--- DATASET RECORDS ---

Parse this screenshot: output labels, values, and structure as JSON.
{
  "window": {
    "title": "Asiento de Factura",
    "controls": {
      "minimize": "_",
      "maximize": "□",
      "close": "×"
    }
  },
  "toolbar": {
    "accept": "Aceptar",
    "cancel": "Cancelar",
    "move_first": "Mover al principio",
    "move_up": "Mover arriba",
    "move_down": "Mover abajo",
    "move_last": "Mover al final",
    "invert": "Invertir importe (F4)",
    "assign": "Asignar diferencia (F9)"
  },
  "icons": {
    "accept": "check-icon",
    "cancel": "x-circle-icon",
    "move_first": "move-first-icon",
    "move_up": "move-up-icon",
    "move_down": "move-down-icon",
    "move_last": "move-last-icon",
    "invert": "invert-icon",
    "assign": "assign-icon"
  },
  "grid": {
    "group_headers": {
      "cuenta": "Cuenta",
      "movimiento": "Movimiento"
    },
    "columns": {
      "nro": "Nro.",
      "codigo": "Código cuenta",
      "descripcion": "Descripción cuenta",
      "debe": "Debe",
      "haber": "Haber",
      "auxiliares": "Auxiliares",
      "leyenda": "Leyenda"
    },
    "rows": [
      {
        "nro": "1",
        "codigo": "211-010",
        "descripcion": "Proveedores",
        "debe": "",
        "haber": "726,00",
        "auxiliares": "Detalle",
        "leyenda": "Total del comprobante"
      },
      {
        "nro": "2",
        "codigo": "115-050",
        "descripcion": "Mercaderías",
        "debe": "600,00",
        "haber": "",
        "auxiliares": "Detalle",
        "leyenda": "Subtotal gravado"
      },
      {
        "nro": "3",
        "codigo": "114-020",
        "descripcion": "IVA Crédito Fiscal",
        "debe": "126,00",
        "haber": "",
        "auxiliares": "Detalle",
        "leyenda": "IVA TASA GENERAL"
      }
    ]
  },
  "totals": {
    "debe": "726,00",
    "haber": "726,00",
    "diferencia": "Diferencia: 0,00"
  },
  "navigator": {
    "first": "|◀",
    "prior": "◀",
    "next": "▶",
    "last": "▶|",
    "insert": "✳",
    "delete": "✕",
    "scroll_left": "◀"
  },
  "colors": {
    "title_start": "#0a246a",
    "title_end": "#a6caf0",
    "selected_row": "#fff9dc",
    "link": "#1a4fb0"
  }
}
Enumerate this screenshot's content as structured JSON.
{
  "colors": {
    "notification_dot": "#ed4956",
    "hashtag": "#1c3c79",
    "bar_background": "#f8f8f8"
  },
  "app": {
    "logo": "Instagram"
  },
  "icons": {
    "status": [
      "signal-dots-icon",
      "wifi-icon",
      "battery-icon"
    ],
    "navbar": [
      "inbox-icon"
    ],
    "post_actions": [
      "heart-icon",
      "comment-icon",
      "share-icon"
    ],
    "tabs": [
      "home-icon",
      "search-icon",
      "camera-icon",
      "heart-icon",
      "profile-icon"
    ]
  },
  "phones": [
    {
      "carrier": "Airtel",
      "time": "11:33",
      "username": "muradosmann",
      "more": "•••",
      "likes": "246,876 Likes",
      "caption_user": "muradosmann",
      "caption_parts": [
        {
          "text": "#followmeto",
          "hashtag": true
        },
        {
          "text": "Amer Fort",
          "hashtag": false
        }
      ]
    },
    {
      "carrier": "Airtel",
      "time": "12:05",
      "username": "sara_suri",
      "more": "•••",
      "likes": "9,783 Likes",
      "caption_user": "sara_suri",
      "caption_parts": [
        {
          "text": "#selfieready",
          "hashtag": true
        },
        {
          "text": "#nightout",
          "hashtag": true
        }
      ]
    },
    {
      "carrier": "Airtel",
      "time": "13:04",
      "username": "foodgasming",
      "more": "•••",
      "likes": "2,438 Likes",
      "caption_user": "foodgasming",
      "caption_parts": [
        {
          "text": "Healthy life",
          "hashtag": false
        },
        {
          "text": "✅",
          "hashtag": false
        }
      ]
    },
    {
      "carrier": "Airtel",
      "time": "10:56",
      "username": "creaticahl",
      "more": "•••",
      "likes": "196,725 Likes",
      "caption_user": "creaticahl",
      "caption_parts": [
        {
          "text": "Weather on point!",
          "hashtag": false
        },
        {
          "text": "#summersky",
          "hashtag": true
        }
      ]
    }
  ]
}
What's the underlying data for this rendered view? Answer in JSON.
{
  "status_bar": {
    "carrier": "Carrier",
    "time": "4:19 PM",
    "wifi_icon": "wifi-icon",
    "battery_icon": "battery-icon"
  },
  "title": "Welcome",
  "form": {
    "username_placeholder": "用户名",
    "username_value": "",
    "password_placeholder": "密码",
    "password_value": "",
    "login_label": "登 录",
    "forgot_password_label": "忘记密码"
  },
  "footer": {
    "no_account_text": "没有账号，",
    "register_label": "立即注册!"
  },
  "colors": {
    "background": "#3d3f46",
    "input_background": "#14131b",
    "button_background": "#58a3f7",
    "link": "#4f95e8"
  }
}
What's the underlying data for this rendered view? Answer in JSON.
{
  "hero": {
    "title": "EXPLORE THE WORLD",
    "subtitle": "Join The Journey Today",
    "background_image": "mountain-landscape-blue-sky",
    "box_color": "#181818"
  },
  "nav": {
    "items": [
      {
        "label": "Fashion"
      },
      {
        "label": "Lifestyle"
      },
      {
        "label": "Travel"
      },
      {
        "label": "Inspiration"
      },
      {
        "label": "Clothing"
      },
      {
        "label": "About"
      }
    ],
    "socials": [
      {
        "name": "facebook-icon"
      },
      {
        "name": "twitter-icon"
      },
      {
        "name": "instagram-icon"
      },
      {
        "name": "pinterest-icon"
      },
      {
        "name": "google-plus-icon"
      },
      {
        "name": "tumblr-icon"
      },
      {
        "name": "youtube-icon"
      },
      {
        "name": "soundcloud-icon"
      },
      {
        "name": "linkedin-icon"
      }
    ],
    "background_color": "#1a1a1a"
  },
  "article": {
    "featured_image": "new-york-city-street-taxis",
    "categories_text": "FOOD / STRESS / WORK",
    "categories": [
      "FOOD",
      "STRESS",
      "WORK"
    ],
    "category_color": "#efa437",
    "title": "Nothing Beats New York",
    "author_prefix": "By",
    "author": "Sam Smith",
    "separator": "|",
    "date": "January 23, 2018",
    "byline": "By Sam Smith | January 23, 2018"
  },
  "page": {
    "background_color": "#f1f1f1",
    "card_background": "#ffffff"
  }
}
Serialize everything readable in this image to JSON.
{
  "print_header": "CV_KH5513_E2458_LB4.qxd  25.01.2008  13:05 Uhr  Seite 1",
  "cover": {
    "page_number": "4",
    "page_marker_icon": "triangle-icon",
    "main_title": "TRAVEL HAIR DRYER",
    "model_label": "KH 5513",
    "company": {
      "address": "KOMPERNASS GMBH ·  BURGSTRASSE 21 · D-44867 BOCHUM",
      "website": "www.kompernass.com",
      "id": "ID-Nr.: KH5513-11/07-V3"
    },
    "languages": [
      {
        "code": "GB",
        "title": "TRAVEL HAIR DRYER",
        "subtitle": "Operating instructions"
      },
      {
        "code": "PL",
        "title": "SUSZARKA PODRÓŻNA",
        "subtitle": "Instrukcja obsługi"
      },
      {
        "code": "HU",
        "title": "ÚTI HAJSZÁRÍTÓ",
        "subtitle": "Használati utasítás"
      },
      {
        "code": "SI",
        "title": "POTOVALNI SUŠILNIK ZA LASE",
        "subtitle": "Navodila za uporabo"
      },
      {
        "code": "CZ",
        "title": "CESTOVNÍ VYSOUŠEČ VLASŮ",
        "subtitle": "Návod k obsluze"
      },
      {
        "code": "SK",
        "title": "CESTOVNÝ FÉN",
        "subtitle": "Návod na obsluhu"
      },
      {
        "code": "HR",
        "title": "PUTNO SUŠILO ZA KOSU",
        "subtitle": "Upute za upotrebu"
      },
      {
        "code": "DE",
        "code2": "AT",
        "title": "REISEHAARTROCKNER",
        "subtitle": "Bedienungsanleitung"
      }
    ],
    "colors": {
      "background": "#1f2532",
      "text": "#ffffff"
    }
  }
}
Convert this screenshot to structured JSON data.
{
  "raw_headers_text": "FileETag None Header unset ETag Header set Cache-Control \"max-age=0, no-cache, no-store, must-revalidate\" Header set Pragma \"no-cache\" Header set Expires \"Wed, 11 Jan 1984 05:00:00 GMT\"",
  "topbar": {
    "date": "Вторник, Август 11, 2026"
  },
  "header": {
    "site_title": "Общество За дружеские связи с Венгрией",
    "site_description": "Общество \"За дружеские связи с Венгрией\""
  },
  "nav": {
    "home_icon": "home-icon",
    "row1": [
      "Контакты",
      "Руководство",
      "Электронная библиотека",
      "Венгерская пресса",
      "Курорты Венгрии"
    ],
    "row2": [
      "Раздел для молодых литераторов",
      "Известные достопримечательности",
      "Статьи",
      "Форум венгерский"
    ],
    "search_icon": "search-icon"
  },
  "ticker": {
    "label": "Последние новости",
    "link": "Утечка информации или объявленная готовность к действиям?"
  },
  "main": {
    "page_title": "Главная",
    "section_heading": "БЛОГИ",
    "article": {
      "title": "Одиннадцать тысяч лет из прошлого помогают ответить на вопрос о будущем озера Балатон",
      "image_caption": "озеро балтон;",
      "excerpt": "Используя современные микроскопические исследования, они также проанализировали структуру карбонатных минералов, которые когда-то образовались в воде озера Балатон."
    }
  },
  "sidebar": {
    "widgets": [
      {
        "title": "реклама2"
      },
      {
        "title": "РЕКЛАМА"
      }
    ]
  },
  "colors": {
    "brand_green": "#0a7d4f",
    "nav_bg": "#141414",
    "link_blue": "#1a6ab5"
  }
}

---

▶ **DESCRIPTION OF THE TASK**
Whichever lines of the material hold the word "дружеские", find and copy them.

▶ **EXERCISE SOLUTION**
    "site_title": "Общество За дружеские связи с Венгрией",
    "site_description": "Общество \"За дружеские связи с Венгрией\""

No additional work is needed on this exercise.